Amber Hochbein -- 2003 Graduate Working in Effort to Open New Innovative School
July 27, 2009 -- For Amber Hochbein, the greatest opportunities for growth come through struggle.
The 2003 graduate also gets a great deal of satisfaction playing a positive role in young people’s lives. She has spent nearly a year of her life helping build houses for the less fortunate in Nicaragua, and now works with teenagers in the Denver.
She shared that attending college at Western, and experiencing the Gunnison Valley community was an essential part of her development as a person and as a professional.
“It was the hardest time in my life when I moved to Gunnison,” Hochbein said.
She had just lost her mother to cancer. “Coming to Western was the most difficult and the most healing thing I could do,” she added.
Hochbein found healing in the great outdoors of the Gunnison region, the new friends and teachers she met, and the writing that she did in her studies. Hochbein majored in English with an emphasis in Creative Writing and minored in Spanish.
One of her English professors, Janet Bacon, was especially influential. Hochbein recalled her caring attitude both in and out of the classroom. “She really delved into getting to know her students,” Hochbein said. “I remember seeing her the following year after my course with her and she still was very concerned about how I was doing in life and at Western.”
In Creative Non-Fiction, taught by Bill King, she started a piece that would later become a piece in her Capstone project. The subject was the role that her mother and her experiences volunteering in Nicaragua had in shaping her life.

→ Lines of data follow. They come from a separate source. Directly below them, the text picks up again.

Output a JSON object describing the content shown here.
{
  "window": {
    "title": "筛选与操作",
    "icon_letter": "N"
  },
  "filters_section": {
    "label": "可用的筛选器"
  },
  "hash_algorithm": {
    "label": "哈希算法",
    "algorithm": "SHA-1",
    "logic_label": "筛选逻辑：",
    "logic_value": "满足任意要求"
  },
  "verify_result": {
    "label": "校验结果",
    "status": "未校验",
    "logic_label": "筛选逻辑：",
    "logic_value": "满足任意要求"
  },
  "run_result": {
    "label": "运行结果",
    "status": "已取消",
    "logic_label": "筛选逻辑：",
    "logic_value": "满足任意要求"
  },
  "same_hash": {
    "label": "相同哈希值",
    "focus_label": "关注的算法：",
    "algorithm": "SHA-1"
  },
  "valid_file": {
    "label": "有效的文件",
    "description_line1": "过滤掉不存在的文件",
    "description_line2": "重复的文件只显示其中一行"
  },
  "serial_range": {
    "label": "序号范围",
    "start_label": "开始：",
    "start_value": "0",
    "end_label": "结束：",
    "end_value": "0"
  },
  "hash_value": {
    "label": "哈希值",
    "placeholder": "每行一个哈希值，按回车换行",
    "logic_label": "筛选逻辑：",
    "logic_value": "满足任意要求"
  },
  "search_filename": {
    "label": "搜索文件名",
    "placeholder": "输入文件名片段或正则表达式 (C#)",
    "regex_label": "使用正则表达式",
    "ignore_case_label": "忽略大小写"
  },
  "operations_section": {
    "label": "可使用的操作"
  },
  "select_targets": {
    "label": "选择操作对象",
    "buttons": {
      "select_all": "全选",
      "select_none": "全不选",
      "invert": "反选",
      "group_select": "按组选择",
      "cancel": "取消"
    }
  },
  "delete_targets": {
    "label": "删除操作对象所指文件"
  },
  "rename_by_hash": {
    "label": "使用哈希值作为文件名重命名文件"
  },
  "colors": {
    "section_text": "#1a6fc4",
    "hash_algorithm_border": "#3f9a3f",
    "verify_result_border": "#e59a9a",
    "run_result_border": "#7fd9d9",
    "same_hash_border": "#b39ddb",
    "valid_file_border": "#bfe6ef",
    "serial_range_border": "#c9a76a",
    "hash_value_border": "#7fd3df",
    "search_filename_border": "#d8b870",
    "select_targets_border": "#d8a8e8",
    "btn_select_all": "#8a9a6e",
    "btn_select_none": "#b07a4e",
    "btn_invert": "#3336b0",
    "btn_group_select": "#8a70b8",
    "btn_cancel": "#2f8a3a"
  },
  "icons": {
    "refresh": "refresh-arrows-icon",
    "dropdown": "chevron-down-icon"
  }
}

Hochbein made her first trip to volunteer in the country with the organization Bridges to Community when she was 15.
“Writing about my life experiences helped me channel and process what I had gone through and really helped me to see all that my mother gave to me, which inspired me to give to others,” Hochbein explained.
She added that Advanced Writing with Mark Todd was another influential course in her writing development.

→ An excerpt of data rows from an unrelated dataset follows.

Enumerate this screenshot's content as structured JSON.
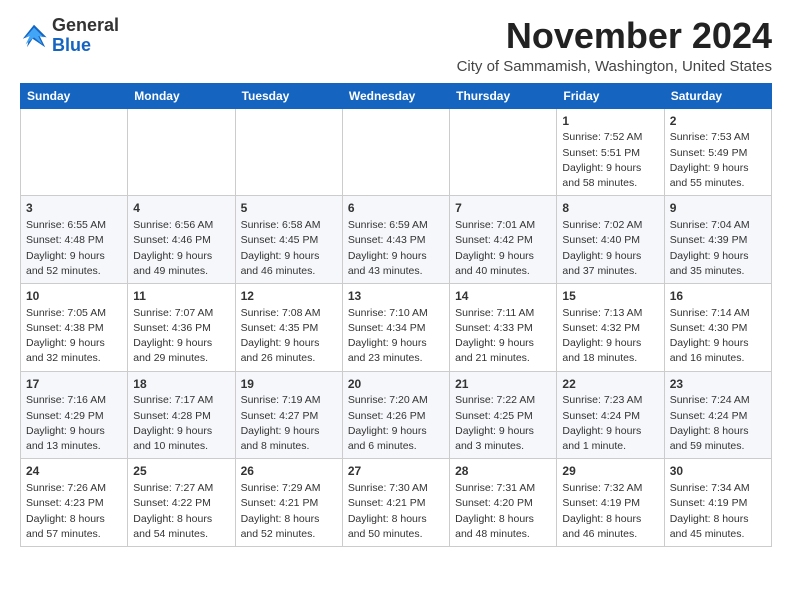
{
  "header": {
    "logo_general": "General",
    "logo_blue": "Blue",
    "month_title": "November 2024",
    "location": "City of Sammamish, Washington, United States"
  },
  "days_of_week": [
    "Sunday",
    "Monday",
    "Tuesday",
    "Wednesday",
    "Thursday",
    "Friday",
    "Saturday"
  ],
  "weeks": [
    [
      {
        "day": "",
        "info": ""
      },
      {
        "day": "",
        "info": ""
      },
      {
        "day": "",
        "info": ""
      },
      {
        "day": "",
        "info": ""
      },
      {
        "day": "",
        "info": ""
      },
      {
        "day": "1",
        "info": "Sunrise: 7:52 AM\nSunset: 5:51 PM\nDaylight: 9 hours and 58 minutes."
      },
      {
        "day": "2",
        "info": "Sunrise: 7:53 AM\nSunset: 5:49 PM\nDaylight: 9 hours and 55 minutes."
      }
    ],
    [
      {
        "day": "3",
        "info": "Sunrise: 6:55 AM\nSunset: 4:48 PM\nDaylight: 9 hours and 52 minutes."
      },
      {
        "day": "4",
        "info": "Sunrise: 6:56 AM\nSunset: 4:46 PM\nDaylight: 9 hours and 49 minutes."
      },
      {
        "day": "5",
        "info": "Sunrise: 6:58 AM\nSunset: 4:45 PM\nDaylight: 9 hours and 46 minutes."
      },
      {
        "day": "6",
        "info": "Sunrise: 6:59 AM\nSunset: 4:43 PM\nDaylight: 9 hours and 43 minutes."
      },
      {
        "day": "7",
        "info": "Sunrise: 7:01 AM\nSunset: 4:42 PM\nDaylight: 9 hours and 40 minutes."
      },
      {
        "day": "8",
        "info": "Sunrise: 7:02 AM\nSunset: 4:40 PM\nDaylight: 9 hours and 37 minutes."
      },
      {
        "day": "9",
        "info": "Sunrise: 7:04 AM\nSunset: 4:39 PM\nDaylight: 9 hours and 35 minutes."
      }
    ],
    [
      {
        "day": "10",
        "info": "Sunrise: 7:05 AM\nSunset: 4:38 PM\nDaylight: 9 hours and 32 minutes."
      },
      {
        "day": "11",
        "info": "Sunrise: 7:07 AM\nSunset: 4:36 PM\nDaylight: 9 hours and 29 minutes."
      },
      {
        "day": "12",
        "info": "Sunrise: 7:08 AM\nSunset: 4:35 PM\nDaylight: 9 hours and 26 minutes."
      },
      {
        "day": "13",
        "info": "Sunrise: 7:10 AM\nSunset: 4:34 PM\nDaylight: 9 hours and 23 minutes."
      },
      {
        "day": "14",
        "info": "Sunrise: 7:11 AM\nSunset: 4:33 PM\nDaylight: 9 hours and 21 minutes."
      },
      {
        "day": "15",
        "info": "Sunrise: 7:13 AM\nSunset: 4:32 PM\nDaylight: 9 hours and 18 minutes."
      },
      {
        "day": "16",
        "info": "Sunrise: 7:14 AM\nSunset: 4:30 PM\nDaylight: 9 hours and 16 minutes."
      }
    ],
    [
      {
        "day": "17",
        "info": "Sunrise: 7:16 AM\nSunset: 4:29 PM\nDaylight: 9 hours and 13 minutes."
      },
      {
        "day": "18",
        "info": "Sunrise: 7:17 AM\nSunset: 4:28 PM\nDaylight: 9 hours and 10 minutes."
      },
      {
        "day": "19",
        "info": "Sunrise: 7:19 AM\nSunset: 4:27 PM\nDaylight: 9 hours and 8 minutes."
      },
      {
        "day": "20",
        "info": "Sunrise: 7:20 AM\nSunset: 4:26 PM\nDaylight: 9 hours and 6 minutes."
      },
      {
        "day": "21",
        "info": "Sunrise: 7:22 AM\nSunset: 4:25 PM\nDaylight: 9 hours and 3 minutes."
      },
      {
        "day": "22",
        "info": "Sunrise: 7:23 AM\nSunset: 4:24 PM\nDaylight: 9 hours and 1 minute."
      },
      {
        "day": "23",
        "info": "Sunrise: 7:24 AM\nSunset: 4:24 PM\nDaylight: 8 hours and 59 minutes."
      }
    ],
    [
      {
        "day": "24",
        "info": "Sunrise: 7:26 AM\nSunset: 4:23 PM\nDaylight: 8 hours and 57 minutes."
      },
      {
        "day": "25",
        "info": "Sunrise: 7:27 AM\nSunset: 4:22 PM\nDaylight: 8 hours and 54 minutes."
      },
      {
        "day": "26",
        "info": "Sunrise: 7:29 AM\nSunset: 4:21 PM\nDaylight: 8 hours and 52 minutes."
      },
      {
        "day": "27",
        "info": "Sunrise: 7:30 AM\nSunset: 4:21 PM\nDaylight: 8 hours and 50 minutes."
      },
      {
        "day": "28",
        "info": "Sunrise: 7:31 AM\nSunset: 4:20 PM\nDaylight: 8 hours and 48 minutes."
      },
      {
        "day": "29",
        "info": "Sunrise: 7:32 AM\nSunset: 4:19 PM\nDaylight: 8 hours and 46 minutes."
      },
      {
        "day": "30",
        "info": "Sunrise: 7:34 AM\nSunset: 4:19 PM\nDaylight: 8 hours and 45 minutes."
      }
    ]
  ]
}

During her time at Western, Hochbein continued to return to Masaya, Nicaragua, as a volunteer, building concrete houses with Nicaraguan workers for families who were living in small wooden shacks. In 2003, Greg Pettys and the author, Luke Mehall--fellow Western students at the time (2005 and 2004 alumni respectively)--visited her to help construct a house. When the trio returned to Western in the fall, they started Crepes for Community, selling crepes and coffee once a week in front of the Student Union and sending all the profits to Bridges to Community in Nicaragua.

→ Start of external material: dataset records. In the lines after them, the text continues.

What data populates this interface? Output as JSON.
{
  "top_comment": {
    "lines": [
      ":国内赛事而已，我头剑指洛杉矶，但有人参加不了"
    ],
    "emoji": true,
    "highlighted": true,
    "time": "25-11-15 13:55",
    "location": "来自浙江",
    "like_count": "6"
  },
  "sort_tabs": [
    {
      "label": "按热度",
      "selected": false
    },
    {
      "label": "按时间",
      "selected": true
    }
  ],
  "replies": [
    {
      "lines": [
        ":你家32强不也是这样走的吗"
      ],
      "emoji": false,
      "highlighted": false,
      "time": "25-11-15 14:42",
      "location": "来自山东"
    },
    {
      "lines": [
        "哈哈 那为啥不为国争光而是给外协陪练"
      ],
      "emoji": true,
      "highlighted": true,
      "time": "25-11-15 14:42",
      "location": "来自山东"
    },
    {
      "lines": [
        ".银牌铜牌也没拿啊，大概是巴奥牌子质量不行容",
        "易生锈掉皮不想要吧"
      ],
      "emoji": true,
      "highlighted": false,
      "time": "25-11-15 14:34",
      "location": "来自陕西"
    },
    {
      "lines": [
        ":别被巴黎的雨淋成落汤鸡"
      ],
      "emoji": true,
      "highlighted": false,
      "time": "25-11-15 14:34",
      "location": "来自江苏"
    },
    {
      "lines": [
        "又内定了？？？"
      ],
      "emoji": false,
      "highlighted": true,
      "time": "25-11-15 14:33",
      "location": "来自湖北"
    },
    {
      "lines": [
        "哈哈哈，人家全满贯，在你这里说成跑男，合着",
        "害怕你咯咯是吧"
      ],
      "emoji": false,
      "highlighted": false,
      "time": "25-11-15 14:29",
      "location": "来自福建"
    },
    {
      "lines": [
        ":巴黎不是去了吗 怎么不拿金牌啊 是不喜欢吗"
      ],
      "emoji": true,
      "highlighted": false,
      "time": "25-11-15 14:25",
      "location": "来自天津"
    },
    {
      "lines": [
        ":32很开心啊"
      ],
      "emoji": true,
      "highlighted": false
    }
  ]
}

“That was great to have my two worlds come together,” Hochbein said. “Nicaragua changed my life at 15. Since then I’ve seen life in two ways: how it is here in the U.S. and how it is there.”
She explained that the average wage of a teacher in the region of Nicaragua where she volunteers is three dollars a day. To share information about Nicaragua and her experiences on a weekly basis with the teachers and students at Western was invaluable to her.
After graduating, Hochbein spent seven more months with Bridges to Community in Nicaragua, where she also volunteered with an orphanage for teenage boys. “It was a time of feeling completely alive and fulfilled every day,” she said.
She returned to Gunnison for a short time, but left to Denver to fulfill her career ambitions. “I left for Denver thinking, ‘if I could do anything like I did in Nicaragua, what would I do?’”
Influenced by her experiences since graduation, especially her time at the orphanage, Hochbein decided that she wanted to work with the youth of Denver.
It was another difficult transition with many bumps along the way. She had grown used to the simple life of Gunnison where she could walk her dog freely and not have to worry about things like parking tickets or leaving her car unlocked. Her first month was difficult and she struggled to find meaningful work.
“I had a lot of strikes against me, but I wanted to make it work,” she said.
Eventually Hochbein found a position running a Comprehensive After School program at a Southwest Denver Public School for two years. After her time at Rishel Middle School she worked for the Boys and Girls Club as an education director for two years and is still a volunteer. Currently she is an education specialist at Colorado Youth for a Change in Aurora. She is part of a team opening a new school that prepares high school students who have dropped out of school for post-secondary education including Vocational Programs and Community College.
“The key with these kids is listening and the biggest thing is that someone cares about them,” Hochbein reflected.
“I learned from losing my mother that the only thing we can really leave behind is relationships. I believe I’m doing the work I was meant for, and if my mother can shine through me to the youth I work with that would be the most meaningful way to give back I could imagine.”
Story by: Luke Mehall, assistant director of public relations